We have all read, or at least know of, the “Fioretti” or “Little Flowers” of St Francis, a collection of tales and stories which are mostly that; just tales, but probably steeped in truth as well. The story of the Wolf and the Town, preaching to the birds etc. were all wonderful to me as a child and still are now. Francis said that it was the responsibility of all men and beasts to worship God and act as stewards of his creation, the Earth.
Sadly there is not much stewarding going on lately. Since the industrial revolution, the planet, Gods creation, has been under siege and is in a fight to save itself from attack from the very people it has nurtured and protected. What a bizarre people we are, choosing to poison the air we breathe, pollute the waters we drink and fill our food with chemicals, with governments who look upon pollution with an uncaring eye. Francis with have looked on us as fools, and not fools for God either.
Thankfully movements abound in the world who are dedicated to being just what Francis said we should be, “Stewards and protectors” of the environment. Often these groups will acknowledge inspiration from Francis, especially animal welfare organisations, which is encouraging me that there is still hope for a greener world. I encourage you as you celebrate this feast day to include these groups in your prayers.
It is universally known that the message of Francis was one of poverty and simplicity, choosing to own nothing, even the clothes he wore.
Poverty is always with us (Matthew 26:11) but we can act like Francis and do something about it. We shouldn’t be like him in his early years, stealing expensive cloth from his father to give away. Whilst the thought is commendable, the act of stealing was one of compulsive passion, something I love about Francis.
He was mocked by his family, friends and contemporaries for giving away all his money and finery to the poor and for roughing it with them and learning compassion for them.

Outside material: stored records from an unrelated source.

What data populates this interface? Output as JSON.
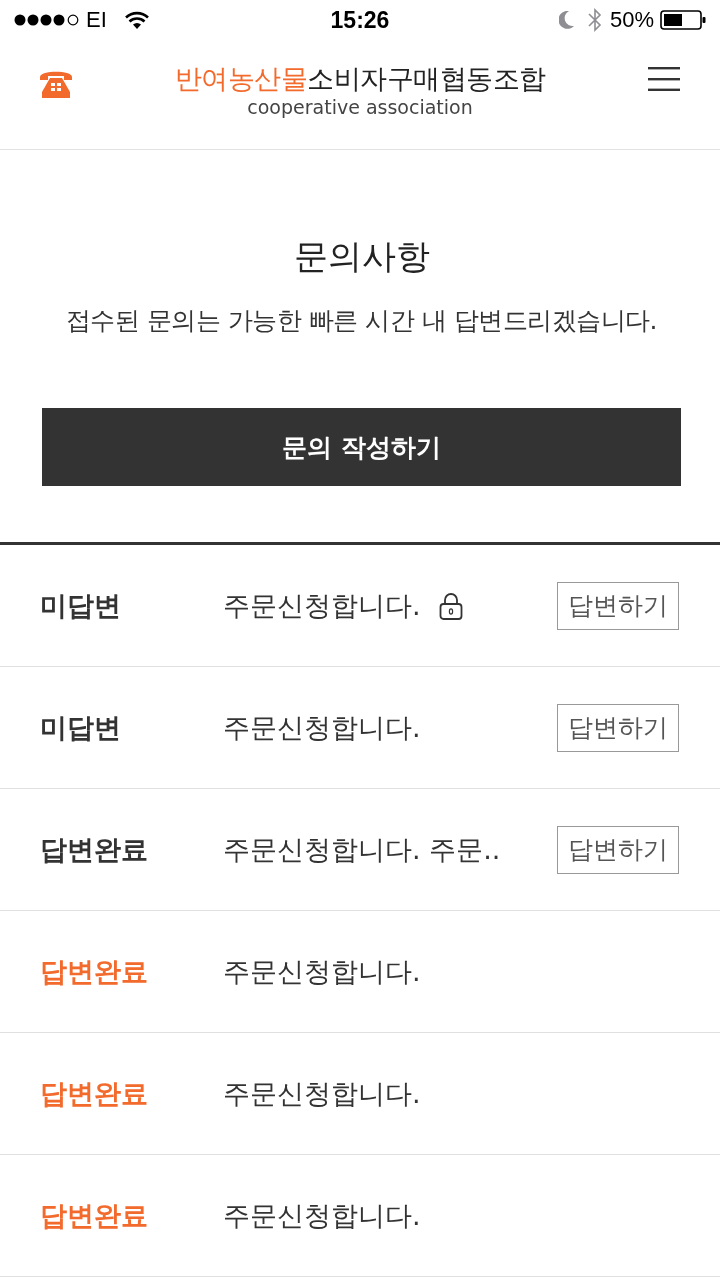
{
  "status_bar": {
    "carrier": "EI",
    "time": "15:26",
    "battery": "50%"
  },
  "header": {
    "logo_highlight": "반여농산물",
    "logo_name": "소비자구매협동조합",
    "logo_subtitle": "cooperative association"
  },
  "intro": {
    "title": "문의사항",
    "description": "접수된 문의는 가능한 빠른 시간 내 답변드리겠습니다.",
    "write_button": "문의 작성하기"
  },
  "inquiries": [
    {
      "status": "미답변",
      "color": "#333333",
      "title": "주문신청합니다.",
      "locked": true,
      "reply_button": "답변하기"
    },
    {
      "status": "미답변",
      "color": "#333333",
      "title": "주문신청합니다.",
      "locked": false,
      "reply_button": "답변하기"
    },
    {
      "status": "답변완료",
      "color": "#333333",
      "title": "주문신청합니다. 주문..",
      "locked": false,
      "reply_button": "답변하기"
    },
    {
      "status": "답변완료",
      "color": "#f26a2c",
      "title": "주문신청합니다.",
      "locked": false
    },
    {
      "status": "답변완료",
      "color": "#f26a2c",
      "title": "주문신청합니다.",
      "locked": false
    },
    {
      "status": "답변완료",
      "color": "#f26a2c",
      "title": "주문신청합니다.",
      "locked": false
    }
  ]
}
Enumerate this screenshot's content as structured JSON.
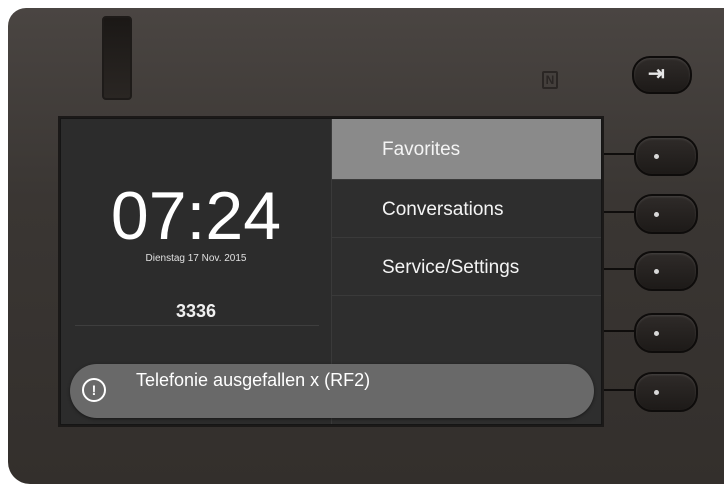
{
  "screen": {
    "time": "07:24",
    "date": "Dienstag 17 Nov. 2015",
    "extension": "3336"
  },
  "menu": {
    "items": [
      {
        "label": "Favorites",
        "selected": true
      },
      {
        "label": "Conversations",
        "selected": false
      },
      {
        "label": "Service/Settings",
        "selected": false
      }
    ]
  },
  "notification": {
    "icon": "alert-circle-icon",
    "text": "Telefonie ausgefallen x (RF2)"
  },
  "hardware": {
    "nfc_glyph": "N",
    "logout_icon": "logout-icon"
  },
  "colors": {
    "menu_selected": "#8a8a8a",
    "screen_bg": "#2c2c2c",
    "toast_bg": "#696969"
  }
}
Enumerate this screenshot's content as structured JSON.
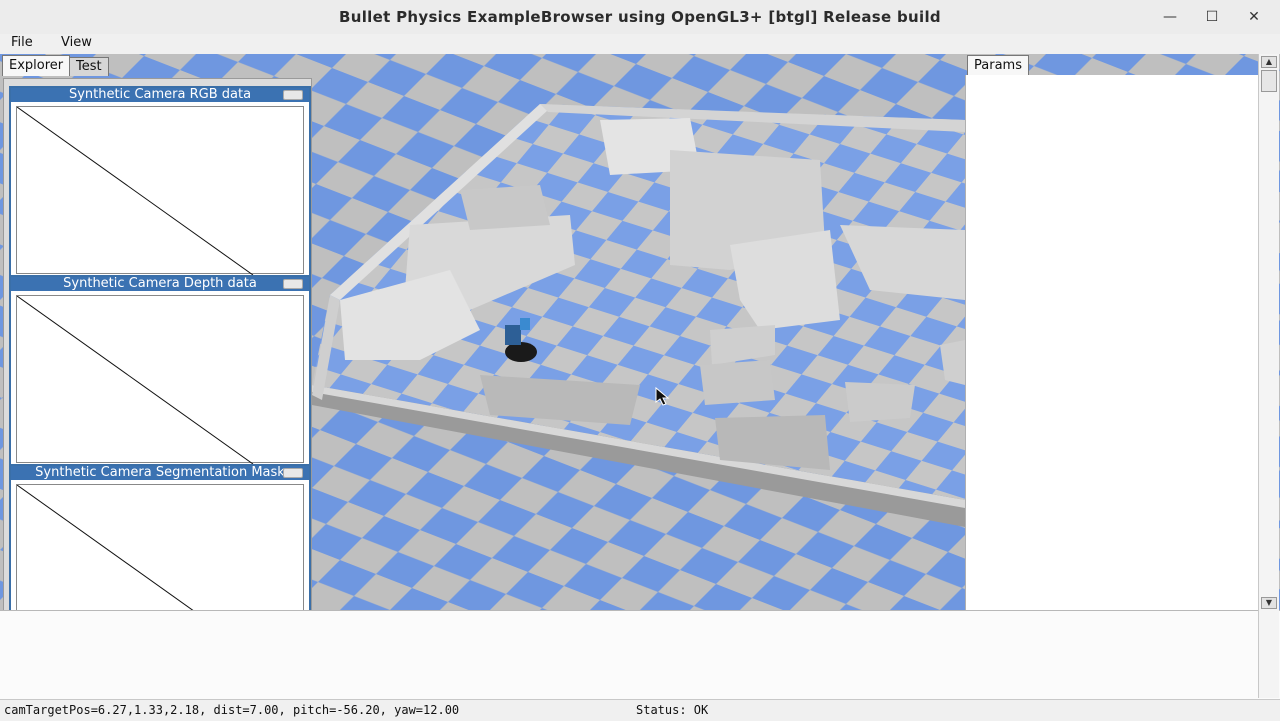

This is the way we should be towards the poor, compassionate and generous. We are lucky in this day and age where even the lowly and downtrodden have the provision for food, shelter and warmth, it is for us to spread this, it is for us to help wherever we can.
My wife and I sponsor a child in Ethiopia through Compassion UK and despite ill health cutting our household finance by three quarters at least we manage to find the money to continue sponsoring her. We bless her with our money and time, she blesses us by accepting it. It is a sacrifice we are blessed to be able to make, through love not obligation. Like Francis we have been mocked for giving so much away.
I once spent some time with a man named Justice who was from a small village near Maseru in Lesotho. We spoke about the poor a great deal as he was from an area where poverty and hunger were prevalent, and about what we could do to help. One of the things we discussed was the trend by Western Christians to give up food in solidarity with them, and his response amazed me. He was angry, stating food was a gift from God and if we have it we should eat it, it was an insult to God and to the starving to not eat the food you have. This taught me how important it is to listen to the poor and live with gratitude.
The environment and poverty are just two areas of Francis’ life and teaching that can inspire us to act today. I do not have the space here to do even one of them justice let alone include any others, but on this feast day where we celebrate the life and works of Francis of Assisi we should search ourselves more deeply to see how much more we can be like him in our devotion to God and our duties to our fellow man and the planet we live on.
Closing prayer: Almighty God. Thank you that you placed Francis in our world, that you inspired him and taught him, that you grew him and nurtured him so he could nurture, teach and inspire us. Open our hearts to your teaching lord that we should help the poor, the hungry and develop compassion for the environment and our brother and sister animals. As we celebrate this day may we keep Francis in mind and be taught by his example. In the name of Christ, Amen.